It was Sunday. Yalentin had to leave the next day. The mall was closing. We had spent all day chasing down his skirt. But I would not have to face his wife if he came home without it, so I waited patiently.

Finally, Valentin said, "It is for my wife. Price is no object."

Then there was Valentina. Her English was minimal. She wanted white leather men's sneakers, size 10-1/2 EE, for her son. We took her to a discount shoe shop where we found a pair of name-brand well-made shoes meeting her description. They were $28. I explained that that was a good price. She replied, "I will not pay over $25." I took her to a mall where several major shoe outlets were having sales.

I found a pair of white leather men's 10-1/2 EE sneakers (not as nice as the first pair) for $17. "I will not pay over $15," Valentina said. She seemed surprised that the sales clerk was not authorized to bargain with her.

Finally, she decided to buy her son a pair of jeans and a matching jeans jacket. She was horrified by the fashion of preshredded jeans and looked disbelievingly at the price tags, which were double those on new-looking garments. But in the fifth store we tried, she found the jeans she was looking for. Like Valentin's wife's skirt, they had to be stone-washed and just the right shade of blue. The store was out of jackets in her son's size and her favorite color.

This time I was wise to the ways of jeans stores and asked the sales clerk to call other branches. Sure enough, one of the other malls, across the bay, had his size and color and agreed to hold it. Valentina did not believe this was possible. She didn't believe it until the next day, when the sales clerk at the other mall held up the jacket in question.
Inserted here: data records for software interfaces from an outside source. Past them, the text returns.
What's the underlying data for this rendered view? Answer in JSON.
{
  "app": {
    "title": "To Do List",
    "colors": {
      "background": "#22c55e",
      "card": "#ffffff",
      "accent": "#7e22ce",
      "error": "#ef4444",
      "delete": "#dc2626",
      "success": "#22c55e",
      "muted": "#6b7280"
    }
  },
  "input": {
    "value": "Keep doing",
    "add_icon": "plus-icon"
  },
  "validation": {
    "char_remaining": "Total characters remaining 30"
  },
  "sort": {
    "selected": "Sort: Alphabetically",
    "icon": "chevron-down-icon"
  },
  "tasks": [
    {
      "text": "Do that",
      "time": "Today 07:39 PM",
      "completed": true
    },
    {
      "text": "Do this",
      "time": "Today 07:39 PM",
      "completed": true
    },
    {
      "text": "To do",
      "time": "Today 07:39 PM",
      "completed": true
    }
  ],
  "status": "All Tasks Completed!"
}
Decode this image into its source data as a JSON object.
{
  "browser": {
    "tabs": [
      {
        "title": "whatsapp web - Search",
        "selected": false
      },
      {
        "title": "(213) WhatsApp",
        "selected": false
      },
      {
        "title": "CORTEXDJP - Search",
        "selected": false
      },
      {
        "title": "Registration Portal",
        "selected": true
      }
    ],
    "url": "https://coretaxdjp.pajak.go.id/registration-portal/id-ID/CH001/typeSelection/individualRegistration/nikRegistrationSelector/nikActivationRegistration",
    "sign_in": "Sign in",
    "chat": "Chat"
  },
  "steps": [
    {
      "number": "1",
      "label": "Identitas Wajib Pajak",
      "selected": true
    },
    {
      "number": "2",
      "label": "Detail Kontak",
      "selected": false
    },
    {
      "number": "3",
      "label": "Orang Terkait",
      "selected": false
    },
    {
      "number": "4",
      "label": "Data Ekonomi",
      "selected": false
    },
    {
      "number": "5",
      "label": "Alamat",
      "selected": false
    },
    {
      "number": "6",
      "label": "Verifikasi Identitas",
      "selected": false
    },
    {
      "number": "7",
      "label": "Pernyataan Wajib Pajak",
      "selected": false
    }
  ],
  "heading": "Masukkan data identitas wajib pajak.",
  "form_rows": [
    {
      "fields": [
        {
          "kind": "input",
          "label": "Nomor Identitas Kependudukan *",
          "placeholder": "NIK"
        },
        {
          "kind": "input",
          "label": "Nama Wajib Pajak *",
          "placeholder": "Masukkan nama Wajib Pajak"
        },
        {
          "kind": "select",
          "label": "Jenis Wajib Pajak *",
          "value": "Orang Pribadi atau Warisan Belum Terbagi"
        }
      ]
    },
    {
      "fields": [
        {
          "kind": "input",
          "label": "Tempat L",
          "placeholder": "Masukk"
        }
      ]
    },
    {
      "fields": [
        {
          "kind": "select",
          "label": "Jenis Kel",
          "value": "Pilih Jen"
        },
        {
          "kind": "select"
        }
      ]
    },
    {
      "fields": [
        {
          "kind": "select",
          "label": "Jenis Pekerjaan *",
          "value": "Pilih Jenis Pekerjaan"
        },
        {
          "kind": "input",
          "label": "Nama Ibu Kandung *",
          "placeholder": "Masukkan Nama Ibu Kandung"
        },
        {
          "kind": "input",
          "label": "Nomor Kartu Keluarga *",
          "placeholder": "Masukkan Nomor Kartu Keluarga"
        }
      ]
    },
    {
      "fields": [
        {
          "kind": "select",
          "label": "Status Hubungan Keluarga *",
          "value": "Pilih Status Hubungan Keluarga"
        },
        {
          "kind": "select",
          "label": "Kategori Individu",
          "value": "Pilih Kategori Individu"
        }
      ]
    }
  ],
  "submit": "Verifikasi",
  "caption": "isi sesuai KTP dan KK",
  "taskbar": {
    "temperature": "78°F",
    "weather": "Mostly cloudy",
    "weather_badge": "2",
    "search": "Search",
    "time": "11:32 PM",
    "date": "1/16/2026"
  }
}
It cost $45. This time, I had brought along a better speaker of Russian than myself—a real Russian, Sasha, who was spending the year in America. He helped convince Valentina that the jacket was reasonably priced.

Sasha's wife, Toma, came to visit. She wanted jeans jackets for herself and daughter that would be warm enough for Siberia. My husband and I took them to the discount mecca in Orlando, where we found a jeans jacket to beat all jeans jackets. It was well made, thickly lined and had a furry collar. And it was marked down from $120 to $20 because of a blue stain on the collar. Sasha decided that the stain made the jacket unacceptable.

Toma found a jeans jacket in her daughter's size for $15. Sasha said it was a boy's style, and he reminded us that in the Soviet Union, clothes are cheap. He let Toma buy their daughter a pair of white leather sneakers for $25.

After his wife returned to Siberia, Sasha wanted to buy a computer, the fastest, highest-powered computer that the Commerce Department would let him export, for the lowest possible price. He

wanted the keyboard to have English and Cyrillic letters.

The Commerce Department okayed a computer with a 286 chip, up to 16 MHz, with up to 4 megabytes of memory, and 120 megabytes of storage. Sasha couldn't afford it all, but he came close. The keyboard still presented a problem. I showed Sasha how I had put rub-on letters for the Dvorak keyboard on the fronts of my computer, and he asked whether I could find Cyrillic rub-one. The rub-one I used happened to be green. The second art supply store I called had Cyrillic rub-one in a choice of six type styles. I drove Sasha to the store. He was torn between Helvetica and Microgramma, when suddenly he asked "Do they come in colors?" He wanted green like the letters I had used, not black, which was the only thing available. I had just about concluded that there was no such thing as a reasonable Soviet shopper.

T hen, Sasha asked me to take him to buy blank videocassettes. The first brand he came to was GE, and he inquired about its quality. I told him: "Yes it is a good brand, but I'm boycotting that company because they make bombs."

Sasha quickly chose another brand. If he can understand my reason not to buy a perfectly good product, maybe I can learn to understand his. There is hope for peace in the world yet.